Records for the task:
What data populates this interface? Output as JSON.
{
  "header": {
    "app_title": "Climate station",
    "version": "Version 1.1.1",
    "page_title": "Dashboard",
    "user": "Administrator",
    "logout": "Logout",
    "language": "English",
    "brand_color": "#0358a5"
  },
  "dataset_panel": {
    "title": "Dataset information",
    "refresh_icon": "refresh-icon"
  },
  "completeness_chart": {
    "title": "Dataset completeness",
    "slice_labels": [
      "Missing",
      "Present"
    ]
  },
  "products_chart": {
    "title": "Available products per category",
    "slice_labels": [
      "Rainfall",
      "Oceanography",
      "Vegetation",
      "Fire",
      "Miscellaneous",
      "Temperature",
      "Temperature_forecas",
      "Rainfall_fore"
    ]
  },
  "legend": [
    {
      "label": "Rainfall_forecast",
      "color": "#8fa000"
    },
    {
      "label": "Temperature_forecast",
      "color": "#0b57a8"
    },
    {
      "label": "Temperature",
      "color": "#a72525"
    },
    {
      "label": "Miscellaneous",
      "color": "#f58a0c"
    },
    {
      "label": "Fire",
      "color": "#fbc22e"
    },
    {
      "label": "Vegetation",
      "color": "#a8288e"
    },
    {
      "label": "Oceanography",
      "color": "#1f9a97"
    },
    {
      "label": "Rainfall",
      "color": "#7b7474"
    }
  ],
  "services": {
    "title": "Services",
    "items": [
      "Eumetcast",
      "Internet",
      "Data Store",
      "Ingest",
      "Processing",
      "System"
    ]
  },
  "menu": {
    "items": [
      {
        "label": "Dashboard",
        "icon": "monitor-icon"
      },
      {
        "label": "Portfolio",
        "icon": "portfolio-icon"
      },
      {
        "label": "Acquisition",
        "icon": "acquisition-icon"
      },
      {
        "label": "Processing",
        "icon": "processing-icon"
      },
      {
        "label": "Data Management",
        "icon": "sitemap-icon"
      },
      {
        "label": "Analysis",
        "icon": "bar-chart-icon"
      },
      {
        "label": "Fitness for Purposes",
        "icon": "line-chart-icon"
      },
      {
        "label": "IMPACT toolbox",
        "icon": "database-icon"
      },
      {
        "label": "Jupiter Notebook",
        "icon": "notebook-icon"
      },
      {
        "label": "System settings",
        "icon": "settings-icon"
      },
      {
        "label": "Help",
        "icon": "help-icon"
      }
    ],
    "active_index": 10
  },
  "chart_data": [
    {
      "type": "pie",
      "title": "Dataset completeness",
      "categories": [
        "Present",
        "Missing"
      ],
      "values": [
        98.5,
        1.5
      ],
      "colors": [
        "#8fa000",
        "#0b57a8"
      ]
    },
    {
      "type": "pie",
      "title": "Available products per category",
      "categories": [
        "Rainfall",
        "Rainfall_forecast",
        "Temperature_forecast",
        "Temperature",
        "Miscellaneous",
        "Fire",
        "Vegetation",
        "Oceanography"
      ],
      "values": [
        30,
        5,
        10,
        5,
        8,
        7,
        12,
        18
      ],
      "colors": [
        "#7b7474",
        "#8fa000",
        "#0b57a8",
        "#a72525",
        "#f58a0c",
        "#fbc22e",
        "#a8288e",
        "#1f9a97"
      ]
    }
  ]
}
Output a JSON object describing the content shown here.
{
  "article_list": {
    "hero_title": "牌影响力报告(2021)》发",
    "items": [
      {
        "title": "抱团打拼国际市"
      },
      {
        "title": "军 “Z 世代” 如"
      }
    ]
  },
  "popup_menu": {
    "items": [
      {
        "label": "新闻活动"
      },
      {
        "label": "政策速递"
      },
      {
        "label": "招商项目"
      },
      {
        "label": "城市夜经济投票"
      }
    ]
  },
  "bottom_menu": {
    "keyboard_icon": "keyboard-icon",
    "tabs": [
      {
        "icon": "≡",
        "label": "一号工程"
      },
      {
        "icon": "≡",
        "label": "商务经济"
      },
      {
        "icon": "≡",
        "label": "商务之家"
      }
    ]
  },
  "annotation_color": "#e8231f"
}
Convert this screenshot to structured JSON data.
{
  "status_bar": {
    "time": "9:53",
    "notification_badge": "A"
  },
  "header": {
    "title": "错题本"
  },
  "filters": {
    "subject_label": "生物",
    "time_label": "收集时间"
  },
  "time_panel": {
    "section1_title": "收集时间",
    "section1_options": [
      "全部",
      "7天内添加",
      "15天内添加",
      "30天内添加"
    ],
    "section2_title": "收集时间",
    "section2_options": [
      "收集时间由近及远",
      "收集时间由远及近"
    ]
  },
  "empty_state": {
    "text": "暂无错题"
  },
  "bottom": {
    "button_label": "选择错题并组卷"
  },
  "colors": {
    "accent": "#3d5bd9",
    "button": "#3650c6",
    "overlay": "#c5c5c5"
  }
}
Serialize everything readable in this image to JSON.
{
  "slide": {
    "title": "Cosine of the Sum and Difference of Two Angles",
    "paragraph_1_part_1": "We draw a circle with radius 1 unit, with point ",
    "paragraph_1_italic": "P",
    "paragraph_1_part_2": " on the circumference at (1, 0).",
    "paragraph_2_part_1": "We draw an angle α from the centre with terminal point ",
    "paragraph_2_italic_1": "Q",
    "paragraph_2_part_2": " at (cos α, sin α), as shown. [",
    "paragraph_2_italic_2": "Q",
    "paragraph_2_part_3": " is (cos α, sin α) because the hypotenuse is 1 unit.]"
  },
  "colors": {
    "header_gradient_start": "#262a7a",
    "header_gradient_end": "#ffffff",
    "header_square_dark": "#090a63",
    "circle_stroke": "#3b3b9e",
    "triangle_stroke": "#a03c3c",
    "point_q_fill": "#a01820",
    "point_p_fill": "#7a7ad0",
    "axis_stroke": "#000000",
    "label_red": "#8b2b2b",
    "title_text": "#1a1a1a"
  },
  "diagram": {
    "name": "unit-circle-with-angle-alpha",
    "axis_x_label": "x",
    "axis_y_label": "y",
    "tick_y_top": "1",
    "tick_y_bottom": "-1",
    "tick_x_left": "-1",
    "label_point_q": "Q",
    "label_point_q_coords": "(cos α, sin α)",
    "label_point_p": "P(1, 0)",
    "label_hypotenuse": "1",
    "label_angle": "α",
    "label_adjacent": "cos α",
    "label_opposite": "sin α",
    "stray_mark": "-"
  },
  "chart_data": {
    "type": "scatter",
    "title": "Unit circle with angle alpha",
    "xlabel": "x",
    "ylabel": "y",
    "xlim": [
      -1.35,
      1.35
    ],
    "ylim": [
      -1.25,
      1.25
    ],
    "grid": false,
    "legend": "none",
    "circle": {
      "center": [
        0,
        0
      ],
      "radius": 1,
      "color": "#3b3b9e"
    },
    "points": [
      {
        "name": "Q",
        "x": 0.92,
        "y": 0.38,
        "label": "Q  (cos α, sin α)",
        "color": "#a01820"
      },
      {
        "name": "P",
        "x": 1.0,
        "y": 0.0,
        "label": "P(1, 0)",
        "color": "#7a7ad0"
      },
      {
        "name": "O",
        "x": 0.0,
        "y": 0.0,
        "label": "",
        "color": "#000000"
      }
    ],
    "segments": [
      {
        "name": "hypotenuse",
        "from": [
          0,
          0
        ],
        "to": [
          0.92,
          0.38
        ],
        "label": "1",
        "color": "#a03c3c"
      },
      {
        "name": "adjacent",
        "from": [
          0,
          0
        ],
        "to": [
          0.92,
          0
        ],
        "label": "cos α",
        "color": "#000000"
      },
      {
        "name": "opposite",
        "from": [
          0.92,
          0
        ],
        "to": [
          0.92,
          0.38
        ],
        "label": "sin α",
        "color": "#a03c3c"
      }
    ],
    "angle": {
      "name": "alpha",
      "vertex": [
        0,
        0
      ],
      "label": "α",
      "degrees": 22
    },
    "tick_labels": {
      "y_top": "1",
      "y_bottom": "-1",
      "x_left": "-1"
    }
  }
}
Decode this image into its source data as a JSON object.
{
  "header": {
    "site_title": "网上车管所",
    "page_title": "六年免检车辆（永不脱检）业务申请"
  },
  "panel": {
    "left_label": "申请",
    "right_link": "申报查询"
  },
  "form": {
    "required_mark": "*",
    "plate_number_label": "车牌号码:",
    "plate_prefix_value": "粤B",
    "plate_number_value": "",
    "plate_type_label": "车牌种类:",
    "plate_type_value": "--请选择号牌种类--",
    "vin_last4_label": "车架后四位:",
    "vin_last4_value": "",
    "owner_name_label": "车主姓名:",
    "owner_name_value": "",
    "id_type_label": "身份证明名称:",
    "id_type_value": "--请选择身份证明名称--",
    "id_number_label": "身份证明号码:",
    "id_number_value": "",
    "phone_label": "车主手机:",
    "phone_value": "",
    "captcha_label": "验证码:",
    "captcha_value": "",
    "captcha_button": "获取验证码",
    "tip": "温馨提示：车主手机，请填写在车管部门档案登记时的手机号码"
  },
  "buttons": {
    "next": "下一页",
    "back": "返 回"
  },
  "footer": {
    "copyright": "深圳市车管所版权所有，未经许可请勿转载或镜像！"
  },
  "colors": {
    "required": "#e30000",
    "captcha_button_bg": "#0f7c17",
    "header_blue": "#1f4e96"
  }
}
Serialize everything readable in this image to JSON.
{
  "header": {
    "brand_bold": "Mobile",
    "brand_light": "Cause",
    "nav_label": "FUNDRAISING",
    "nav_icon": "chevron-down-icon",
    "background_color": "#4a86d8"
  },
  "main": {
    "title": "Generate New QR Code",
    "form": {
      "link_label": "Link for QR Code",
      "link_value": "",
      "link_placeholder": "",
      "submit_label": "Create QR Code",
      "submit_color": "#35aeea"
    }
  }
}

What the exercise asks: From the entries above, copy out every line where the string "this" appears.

Expected output:
What data populates this interface? Output as JSON.
Convert this screenshot to structured JSON data.
Serialize everything readable in this image to JSON.
Decode this image into its source data as a JSON object.
Serialize everything readable in this image to JSON.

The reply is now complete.